Also, being a Parasitologist with growing interest in Data Science and Software development, RSTMH grants has given me a first hand opportunity to integrate my newly found skills in Machine learning into Neglected Tropical Disease research and to contribute significant knowledge in this trying times.
Furthermore, this grants has not just afforded me the opportunity of expressing my research ideas but has also given me its affordability: For instance, I am currently using as Kato-Katz kit (WHO standard diagnostic kit for Soil Transmitted helminthiasis diagnosis)for the first time in my career as a parasitologist; these are materials that are beyond my reach even during my Masters degree. In fact, my University laboratory could not provide such during our practical sessions due to non-availability and non-affordability.
Lastly, my team composition is not limited to healthcare officers alone, but education staffs who could leverage on their experience in interacting with children especially the preschool age children. As such I'm bringing together expertise into this study which could not afforded in my past years as a researcher: In fact, all of my past studies have been self funded, as such were limited to my ideas and influence while sustenance were so difficult to manage alongside research expense. But this has changed the narrative, thanks to RSTMH.
Oladimeji M. Alabi
RSTMH/CIFF Small Grants awardee 2021 (now called Early Career Grant)
Impact of the COVID-19 Pandemic on Tuberculosis Service Delivery, Birat Nepal Medical Trust, Nepal
Tuberculosis is common in Nepal and mainly affects the poorest members of our society. This RSTMH/NIHR funded research is one of the first studies in Nepal that aim to understand the impact of the COVID-19 pandemic on access or delivery of TB services during the pandemic. We know that TB services were badly affected in many countries, I am exploring this issue from both the patient and providers perspective. Nepal, like other low income countries, has a fragile health system and is underprepared for any external emergency conditions like this pandemic. Therefore, this study will enable us to understand the effects and is important to repair the damage and rebuild more resilient TB services for the future.
This grant, my first ever grant in infectious disease, undoubtedly brought me closer to achieving my aim of becoming an independent researcher conducting robust implementation research, enabled me to build my experience by learning from the latest research and innovation and allowed me to build my international network of mentors. This grant also uniquely enabled me as an early career researcher, to design and rapidly implement research I thought was important in response to the pandemic in my country. I have presented the findings at our national health summit and international conference like 52nd Union World Conference on Lung Health.
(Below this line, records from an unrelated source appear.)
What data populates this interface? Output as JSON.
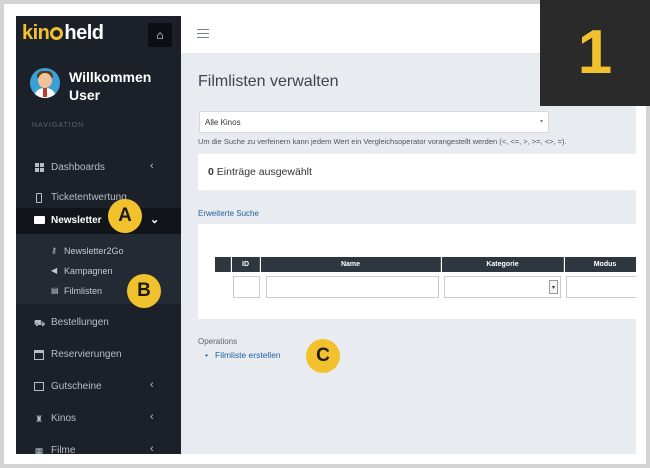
{
  "brand": {
    "part1": "kin",
    "part2": "held"
  },
  "user": {
    "line1": "Willkommen",
    "line2": "User"
  },
  "sidebar": {
    "nav_heading": "NAVIGATION",
    "items": [
      {
        "label": "Dashboards",
        "icon": "dashboard-icon",
        "chevron": "‹"
      },
      {
        "label": "Ticketentwertung",
        "icon": "phone-icon",
        "chevron": ""
      },
      {
        "label": "Newsletter",
        "icon": "envelope-icon",
        "chevron": "⌄"
      },
      {
        "label": "Bestellungen",
        "icon": "cart-icon",
        "chevron": ""
      },
      {
        "label": "Reservierungen",
        "icon": "calendar-icon",
        "chevron": ""
      },
      {
        "label": "Gutscheine",
        "icon": "gift-icon",
        "chevron": "‹"
      },
      {
        "label": "Kinos",
        "icon": "seats-icon",
        "chevron": "‹"
      },
      {
        "label": "Filme",
        "icon": "film-icon",
        "chevron": "‹"
      }
    ],
    "sub_items": [
      {
        "label": "Newsletter2Go",
        "icon": "key-icon"
      },
      {
        "label": "Kampagnen",
        "icon": "megaphone-icon"
      },
      {
        "label": "Filmlisten",
        "icon": "list-icon"
      }
    ]
  },
  "main": {
    "title": "Filmlisten verwalten",
    "select_value": "Alle Kinos",
    "hint": "Um die Suche zu verfeinern kann jedem Wert ein Vergleichsoperator vorangestellt werden (<, <=, >, >=, <>, =).",
    "selected_count": "0",
    "selected_text": "Einträge ausgewählt",
    "advanced_search": "Erweiterte Suche",
    "table_headers": [
      "ID",
      "Name",
      "Kategorie",
      "Modus"
    ],
    "operations_heading": "Operations",
    "operations": [
      "Filmliste erstellen"
    ]
  },
  "overlays": {
    "step": "1",
    "markers": [
      "A",
      "B",
      "C"
    ]
  },
  "colors": {
    "sidebar": "#1c2129",
    "accent": "#f2c12e",
    "link": "#1f5f9c",
    "content_bg": "#e8ecf1"
  }
}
I am also developing at least two first authored paper from this funding which I aim to publish in high-impact journals. This grant led to further funding from the Farrar Foundation for an additional two years continuation of the study, to understand the long-term impact and hoped for recovery of TB services after the acute phase of the pandemic.
RSTMH/NIHR Small Grant awardee 2020 (now called Early Career Grant)
Apply for an RSTMH Early Career Grant
The RSTMH Early Career Grants Programme – formerly called the RSTMH Small Grants Programme – is open for applications. Applicants can apply for a grant of up to £5,000 (GBP) to deliver a project over one year. The projects can be on any topic related to tropical medicine and global health, from across the research spectrum of lab, translation, implementation and policy.